Finland, a country within the Arctic circle, strewn with thousands of lakes, sauna, reindeers, great outdoors and introverted locals. A Nordic nation that treasures silence, but has nevertheless succeeded in building a coherent visual narrative, where everyday design objects speak louder than words and communicate the values of Finnish society. When it comes to furniture design, Finland has often been overshadowed by its Scandinavian neighbours, Sweden and Denmark, yet its contribution to global design and the role of women in creating it, deserve its own place in the spotlight. Let’s have a look at the brief history of Finnish design classics as well as some new, exciting brands to discover.
From Functionalism to the Space Age
In 2017 I had a chance to see a special exhibition ‘Echoes: 100 years in Finnish design and architecture’, while it was on view in various countries of Central Europe. The exhibition, which marked the centenary of Finnish independence, narrated the history of the 20th and 21st century Finland through design rather than historical events and, needless to say, I really liked the idea.
It’s remarkable how a small country, far away from the European centres of culture and with limited resources, has managed to come up with a strong design aesthetic based on rationalism and solutions for smaller apartments available to all social classes. That didn’t mean that Finns shied away from experimentation. In 1968 Eero Aarnio created the futuristic Bubble chair made of plastic fibre that later appeared in Stanley Kubrick’s ‘2001: A Space Odyssey’.
The Finnish design wouldn’t be the same without the contribution of women. Just take an example of Marimekko, an iconic Finnish design company famous for its bold and joyous prints. The brand, founded by a woman, Armi Ratia, opened its first store in Helsinki in 1952 and soon gained global recognition for its original take on textiles and fashion.
Marimekko loose-fitting dresses were worn by Jackie Kennedy in the 1960s and displayed at the Rinascente department store in Milan, where they caught the eye of young Giorgio Armani. Throughout the years the company has worked with many talented designers from Finland and Japan, yet the credit for the most popular Marimekko print goes to Maija Isola, who in 1964 created Unikko (poppy), against the will of her boss who didn’t approve of floral patterns.
Some say that Marimekko bright textiles respond to the contrasts of Finnish seasons with dark winters and long summer days. One thing for sure, the brand, alongside Svenskt Tenn in Sweden, represents the more #colourpop side of Nordic design meant to express open-mindedness and creativity in everyday life.
The new Finnish interior brands
If you’re looking for a modern interpretation of ‘silent’ Finnish design then Showroom Finland is definitely a name worth checking out. They offer plywood Pilke lamps designed by Tuukka Halonen and small minimalist objects for home such as bowls, shelves and racks. The lamps are made of eco-friendly birch wood, a nod to Finnish forests that occupy more than half of the country. The pared-down aesthetic of Showroom Finland successfully communicates main qualities associated with Finnish style – craftsmanship and functionality that originate from a dialogue between forms and materials.

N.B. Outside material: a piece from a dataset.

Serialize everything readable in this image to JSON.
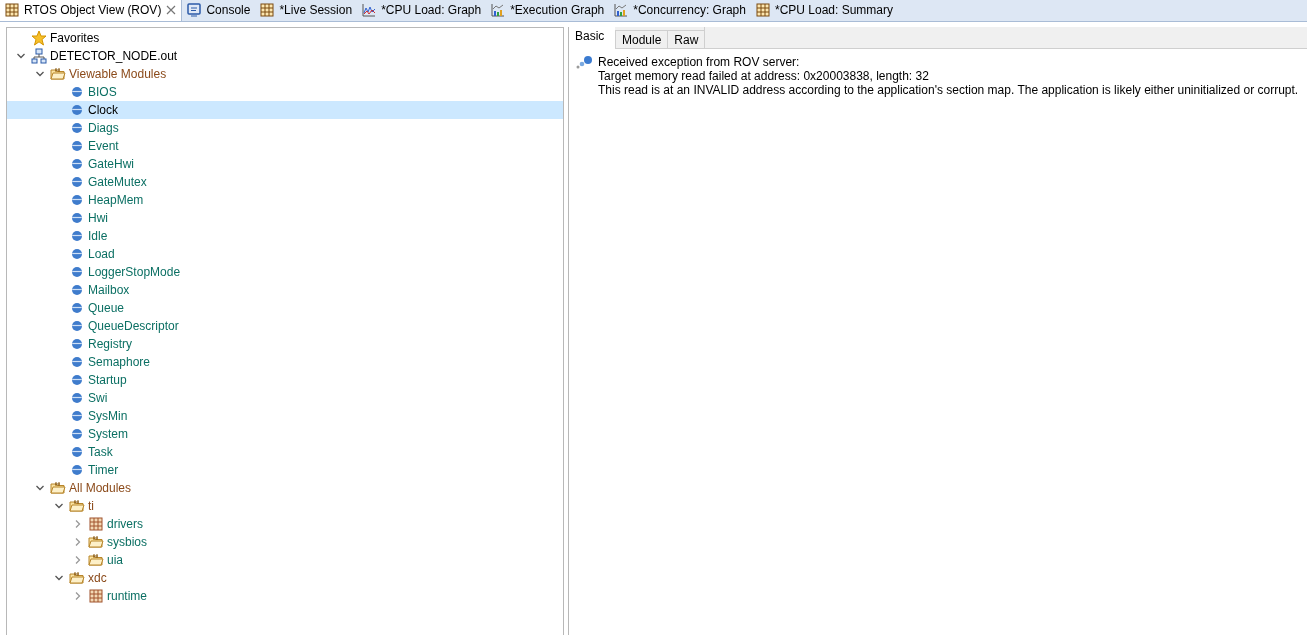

A contemporary design studio led by architect Timo Ripatti is already established on the international design scene, winning awards and being involved in large-scale collaborations. The Grand Canyon modular sofa system for a Finnish company Piiroinen is made of 16 units that bring the idea of well-being and adaptability into common spaces such as offices, lobbies and meeting areas.
The Finnish minimalism has sometimes been described as cold and sterile, but young designers such as Hanna Anonen prove that it can be joyous and colourful as well. As the name suggest, Coctail, her wooden ceiling lamp, is inspired by layers of fizzy drinks. Eye-catching and radiant, it’s a design object made to brighten up grey days.
The Helsinki-based design studio was set up by Anni Pitkäjärvi and Hanna-Kaarina Heikkilä in 2016. What distinguishes their elegant designs are characteristic curvy lines that soften minimalist forms. They’ve also collaborated with a Danish furniture brand Ferm Living by creating a coat rack and wall table.
Due to shortage of natural light during autumn and winter months, lighting plays a particularly important role in Finnish design. Secto Designaddresses this issue with their collection of lamps hand-made of birch wood. Their light construction fits into modern interiors and creates the feeling of luminosity.
Hope that you enjoyed my recap of Finnish interior design brands. Certainly, there is much more to discover during the Helsinki Design Week in September. One day I would like to go and see it for myself.